■ **Exercise brief**
Nothing should differ between your answer and the records below.
====
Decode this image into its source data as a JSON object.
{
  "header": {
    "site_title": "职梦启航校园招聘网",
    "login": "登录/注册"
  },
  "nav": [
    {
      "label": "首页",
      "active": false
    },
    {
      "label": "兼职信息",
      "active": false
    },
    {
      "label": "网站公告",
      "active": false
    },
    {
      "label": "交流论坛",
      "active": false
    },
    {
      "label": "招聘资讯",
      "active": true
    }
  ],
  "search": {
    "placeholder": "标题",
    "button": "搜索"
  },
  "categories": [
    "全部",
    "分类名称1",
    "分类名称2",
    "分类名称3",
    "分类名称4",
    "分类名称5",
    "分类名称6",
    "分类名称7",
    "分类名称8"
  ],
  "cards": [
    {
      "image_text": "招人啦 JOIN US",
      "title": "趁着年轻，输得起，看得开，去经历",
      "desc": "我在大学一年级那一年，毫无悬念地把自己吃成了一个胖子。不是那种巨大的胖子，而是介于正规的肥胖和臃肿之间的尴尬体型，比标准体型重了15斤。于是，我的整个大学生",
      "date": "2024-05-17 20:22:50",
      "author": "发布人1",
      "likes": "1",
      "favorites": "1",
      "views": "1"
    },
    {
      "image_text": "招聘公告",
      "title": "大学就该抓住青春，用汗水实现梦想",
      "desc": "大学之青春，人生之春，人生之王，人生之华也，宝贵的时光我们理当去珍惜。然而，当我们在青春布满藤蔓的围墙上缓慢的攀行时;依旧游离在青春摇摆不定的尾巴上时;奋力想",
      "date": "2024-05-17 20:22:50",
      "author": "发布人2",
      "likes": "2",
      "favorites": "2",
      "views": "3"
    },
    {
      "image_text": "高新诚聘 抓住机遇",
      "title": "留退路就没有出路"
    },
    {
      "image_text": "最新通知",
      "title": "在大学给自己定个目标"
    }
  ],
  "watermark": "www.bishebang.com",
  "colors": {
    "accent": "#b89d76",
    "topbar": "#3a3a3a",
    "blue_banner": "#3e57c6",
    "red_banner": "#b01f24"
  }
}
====
■ **The completed task**
Decode this image into its source data as a JSON object.
{
  "header": {
    "site_title": "职梦启航校园招聘网",
    "login": "登录/注册"
  },
  "nav": [
    {
      "label": "首页",
      "active": false
    },
    {
      "label": "兼职信息",
      "active": false
    },
    {
      "label": "网站公告",
      "active": false
    },
    {
      "label": "交流论坛",
      "active": false
    },
    {
      "label": "招聘资讯",
      "active": true
    }
  ],
  "search": {
    "placeholder": "标题",
    "button": "搜索"
  },
  "categories": [
    "全部",
    "分类名称1",
    "分类名称2",
    "分类名称3",
    "分类名称4",
    "分类名称5",
    "分类名称6",
    "分类名称7",
    "分类名称8"
  ],
  "cards": [
    {
      "image_text": "招人啦 JOIN US",
      "title": "趁着年轻，输得起，看得开，去经历",
      "desc": "我在大学一年级那一年，毫无悬念地把自己吃成了一个胖子。不是那种巨大的胖子，而是介于正规的肥胖和臃肿之间的尴尬体型，比标准体型重了15斤。于是，我的整个大学生",
      "date": "2024-05-17 20:22:50",
      "author": "发布人1",
      "likes": "1",
      "favorites": "1",
      "views": "1"
    },
    {
      "image_text": "招聘公告",
      "title": "大学就该抓住青春，用汗水实现梦想",
      "desc": "大学之青春，人生之春，人生之王，人生之华也，宝贵的时光我们理当去珍惜。然而，当我们在青春布满藤蔓的围墙上缓慢的攀行时;依旧游离在青春摇摆不定的尾巴上时;奋力想",
      "date": "2024-05-17 20:22:50",
      "author": "发布人2",
      "likes": "2",
      "favorites": "2",
      "views": "3"
    },
    {
      "image_text": "高新诚聘 抓住机遇",
      "title": "留退路就没有出路"
    },
    {
      "image_text": "最新通知",
      "title": "在大学给自己定个目标"
    }
  ],
  "watermark": "www.bishebang.com",
  "colors": {
    "accent": "#b89d76",
    "topbar": "#3a3a3a",
    "blue_banner": "#3e57c6",
    "red_banner": "#b01f24"
  }
}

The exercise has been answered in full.